  • The #MeToo movement rose to national prominence in early 2017. In the years since then, The Harvard Business Review has reported an 11% downturn in sexual coercion in the workplace. Powerful men have been held accountable and workplace policies have changed. Harassment laws have passed in California and New York and the #TimesUp Legal Fund has grown year after year.
  • #BlackLivesMatter, by its very existence and success, is its own proof point for societal progress. And though race remains one of the largest social issues facing the country and data on issues like the racial wealth gap takes time to reflect improvement, the fact that presidential candidates are talking seriously about reparations, private institutions are taking that conversation into their own hands, and representation is up in film, TV, and novels, the case for acknowledging some sense of progress is a viable one.
  • Walmart has decided to further restrict the ammunition it sells in stores. More importantly, since the shooting at Marjory Stoneman Douglas High School in 2018, we’ve seen a wave of new gun laws across the country. The latest was enacted just this week in New York state. And yet none of these laws snatches lawfully owned guns from a law-abiding populace. In fact, these are the “common sense” gun laws that an overwhelming majority of Americans have long clamored for.

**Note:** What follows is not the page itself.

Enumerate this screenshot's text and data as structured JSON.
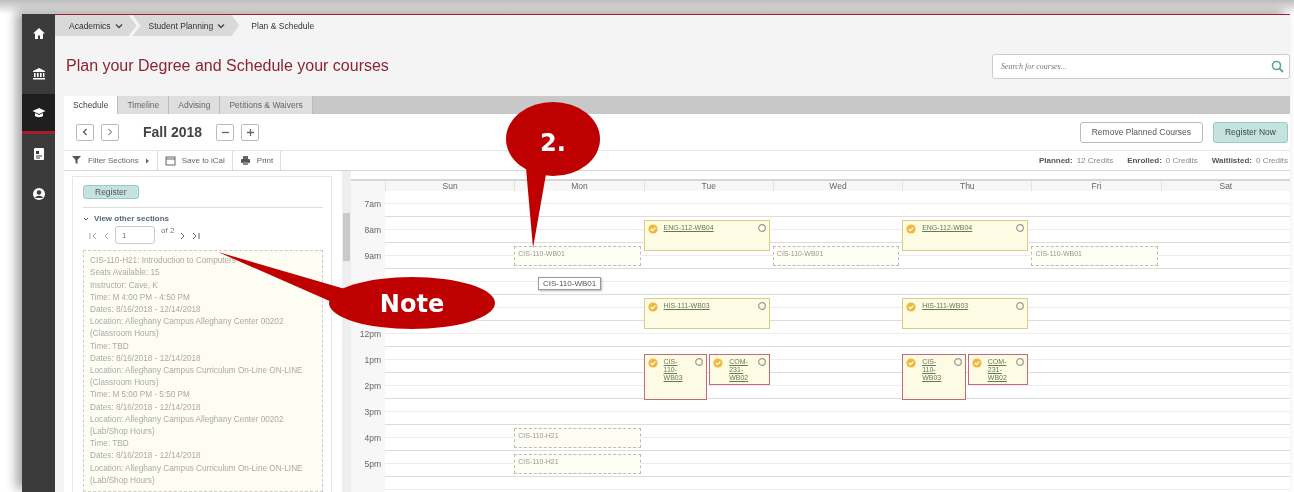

This is a tricky game to play, pulling short-term data like this. And I can’t imagine anyone on the front lines of these movements or feeling marginalized in our society wants to hear another man of Euro heritage say, “but things are getting better!” Still… for right now — viewed through this exact angle of light — there is something to be said for seeing the glass as half full.

Maybe just barely half. Maybe it’s just a mid-glass convex meniscus. But it’s something.

Getty / Uproxx

If there’s a case to be made for optimism on this exact day, October 1, 2019, then it would have been born out of a nation in discontent. The United States has seen the power of protest fully flexed over the past three years. There have been marches in the streets connected to literally every issue for which we might feel a modicum of positivity.

That’s how the process is supposed to go, right? The people recognize an injustice, they grapple publicly and privately with it, they rally against it, and, eventually, their discontent ascends higher until it reaches the halls of power. “Sparks fly upward,” as the poet said.

Isn’t that literally the idea behind the whole “the arc of the moral universe bends toward justice” quote? It’s not like the arc bends naturally, right? The arc needs people and eventually policymakers to tug on it. It requires force. It’s iron rebar not Uri Gellar’s spoon. And just as you think “wow, this moral arc sure is bending” comes a new set of forces intent on bending it even further led by a new generation. And again. And again. With more urgency every time.

So while this might very well be the time for optimism, it’s certainly not the time to relent. There’s not a moment to coast.

If you’re anywhere on the Democratic/ Liberal end of the political spectrum, you still have an array of candidates to fit your personal belief patterns. Candidates fighting big business. Candidates focused on compassion-driven immigration policy. Candidates who don’t want you to have to self-regulate insulin because you can’t afford it. Savor them. Play to win and get behind the one who you believe will help build a better world.

If you’re a Republican, you may just get a fresh start without having to do the requisite mental gymnastics to excuse why the leader of the free world is using his influence to enrich himself and attack his enemies. You could be part of returning your party to its small-government ideals, or its history of protecting natural spaces.

At its heart, the “case for optimism” is a case for persistence. A reminder to redouble our efforts and keep pushing, evolving, and growing in the fight for a planet where the dignity of all people and the environment is protected. A planet where “change” doesn’t need to induce fear.